Photo: Michael moves into full wheel pose, with aid from friend and Desirée

Why an evening practice can help

Photo: Michael moves into full wheel pose, with aid from friend and Desirée
Urdhva Dhanurasana or wheel pose

I was trying to explain to Desirée Rumbaugh at the workshop this weekend why I did an evening restorative practice of twists and forward folds (and other poses), and I fell back on the old standby of needing to do a restorative practice to relax and to slow the body down for sleep. I know there are nights when I can’t get to sleep without 20-40 minutes of floor work.

It then occurred to me that this nightly routine was a way of wiping clean the imprint left on the body of bad posture, chair sitting, keyboard hunching, and muscular atrophy that the modern world imposes on the human body. Even a vinyasa class may not be enough to clear out the bad habits because I rarely hold the asanas long enough to annul the patterning in the tissues. The extended yin/restorative practice is a kind of body reset that relies more on letting go rather than exerting effort to muscle through barriers.

I’ve been doing this routine for about a year now.

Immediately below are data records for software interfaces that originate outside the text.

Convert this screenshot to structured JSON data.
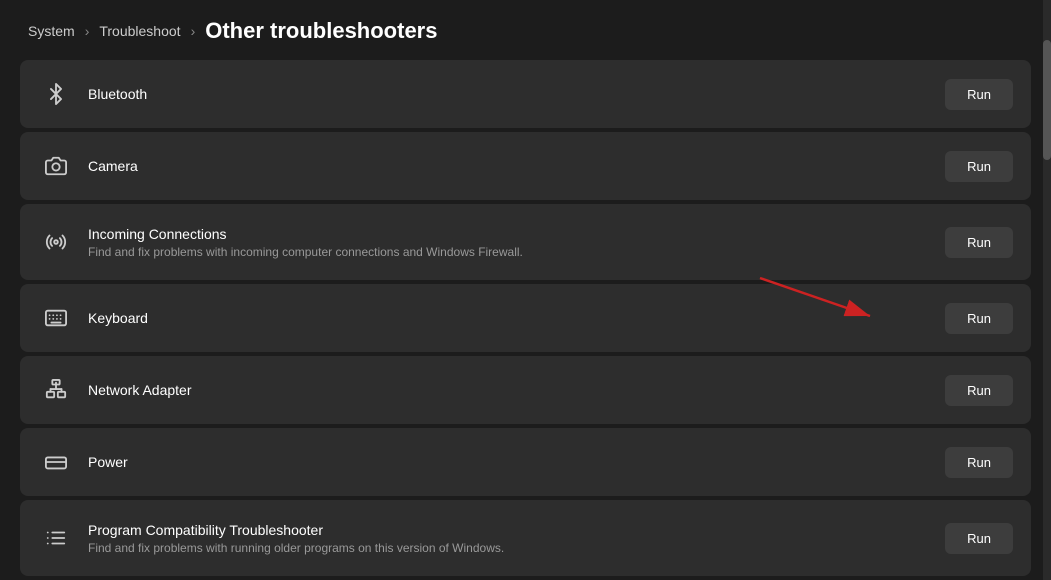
{
  "breadcrumb": {
    "system": "System",
    "sep1": "›",
    "troubleshoot": "Troubleshoot",
    "sep2": "›",
    "current": "Other troubleshooters"
  },
  "items": [
    {
      "id": "bluetooth",
      "icon": "bluetooth",
      "title": "Bluetooth",
      "subtitle": "",
      "run_label": "Run"
    },
    {
      "id": "camera",
      "icon": "camera",
      "title": "Camera",
      "subtitle": "",
      "run_label": "Run"
    },
    {
      "id": "incoming-connections",
      "icon": "incoming",
      "title": "Incoming Connections",
      "subtitle": "Find and fix problems with incoming computer connections and Windows Firewall.",
      "run_label": "Run"
    },
    {
      "id": "keyboard",
      "icon": "keyboard",
      "title": "Keyboard",
      "subtitle": "",
      "run_label": "Run"
    },
    {
      "id": "network-adapter",
      "icon": "network",
      "title": "Network Adapter",
      "subtitle": "",
      "run_label": "Run"
    },
    {
      "id": "power",
      "icon": "power",
      "title": "Power",
      "subtitle": "",
      "run_label": "Run"
    },
    {
      "id": "program-compatibility",
      "icon": "compatibility",
      "title": "Program Compatibility Troubleshooter",
      "subtitle": "Find and fix problems with running older programs on this version of Windows.",
      "run_label": "Run"
    }
  ]
}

It undoubtedly takes much longer to reverse years of self-inflicted body deformation, which is why I had to sit in front of the TV watching World Cup soccer games in variations of forward folds for hours on end to get beyond what seemed like an arbitrary stop point, a 90-degree angle. I thought that I was bumping up against a physical limit.